They do it one at a time, and they’ll give me the direction for it, but they’ll want me to do…they’ll say either ‘A-B-C’ or ‘1-2-3’, and they’ll want me to give them three sounds in a row. Then the director will ask me to either lengthen the time, or shorten the time, then change the intonation a certain way. And you don’t know how many prompts there will be, there could be 15, there could be 50. It depends on how many attacks there are, what does it sound like when I’m being attacked, is there a death rattle, is there a whisper at the end? It’s wild.

Do you act out those actions in the studio as well?

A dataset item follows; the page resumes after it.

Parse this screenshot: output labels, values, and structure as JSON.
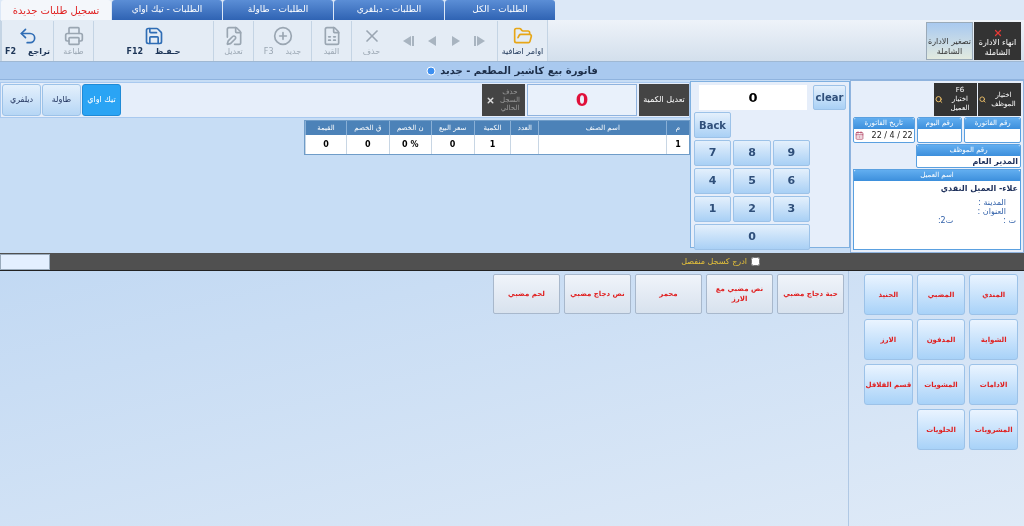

Oh yeah, I do. I have to be aware of the sound of the clothes I have on, but I’ll swing my arms like a sword, or move my head…I get physically into it as much as I can, because then I get out of my head and into my body, and that’s where the real sound comes from.

In the Sonic franchise, you play Silver the Hedgehog. How much of the world around Sonic have you looked into? Have you engaged with the fan subculture around Sonic?

I haven’t yet. Do you think I should?

Oooh, I don’t know.

Maybe I shouldn’t. It might be fun? This is news to me.

How much do you know about Sonic generally?

Very little. They didn’t give me a lot to do as him! This last go around – I’m not sure if the game has come out yet, whatever the most recent one is -

Sonic Forces?

Yeah, I think so. They gave me a lot more to do, so that was a lot of fun, thankfully. He’s a cool character. He should be used more.

You don't want to know the kind of images I sorted through to find a good character shot, either. -ed You don't want to know the kind of images I sorted through to find a good character shot, either. -ed

I also wanted to ask about Henry in No More Heroes.

[In Irish accent:] Ah, Sir Henry, motherfucker! Irish! Wonderful.

That’s very much in your wheelhouse! It seems like you don’t get to play many Irish characters?

I don’t know that they have any. They don’t seem to create many, and they should. I got to play alongside Robin Atkin Downes and had a ball with him. We did two of those games, and when I went to Ireland – I think it was 2012 – they were thrilled. Some of the Irish people actually complimented me on my authenticity of dialect, which really made me happy. I would do it again in a heartbeat.

Are you aware that they’ve been teasing a third No More Heroes?

No, I didn’t know that! Oh my God, thank you, I need work! Yes! Bring it!

Yeah, hit them up!

I will!

Henry from No More Heroes Henry from No More Heroes

I’m being given the ‘last question’ signal, so: how aware are you of the whole controversy around the Metal Gear Solid franchise over the past few years?

Oh, a fair amount. About as much as anyone else, that there was a split between Konami and Kojima, and that Konami owns the rights to the franchise.

As someone aware of all of this controversy, and how they treated Kojima, if you were invited back to play Raiden again do you think you’d feel comfortable returning?

Well, I don’t know the politics around that. I don’t know if they’re even considering it? I would play Raiden again, but I don’t know if Konami would be comfortable doing a series where they brought Raiden and Snake back without Kojima. If they did they might be setting themselves up for a lot of bad press, even if it was good. I’m happy to do the character again, though. I think an animated series would be great. I think if they could work it out, if Kojima got the rights back, if he wanted to do it…I don’t know if he wants to do it anymore, that’s another question that we can’t answer. I love the character, but they’d have to suss that out between themselves.

I think what people really want is Revengeance 2.

Well before they had the split they were already talking about it, while we were recording the first game. And I was keen on that and very disappointed when it didn’t happen. So I agree, we need a sequel.

Get that hashtag trending.

Yeah, baby!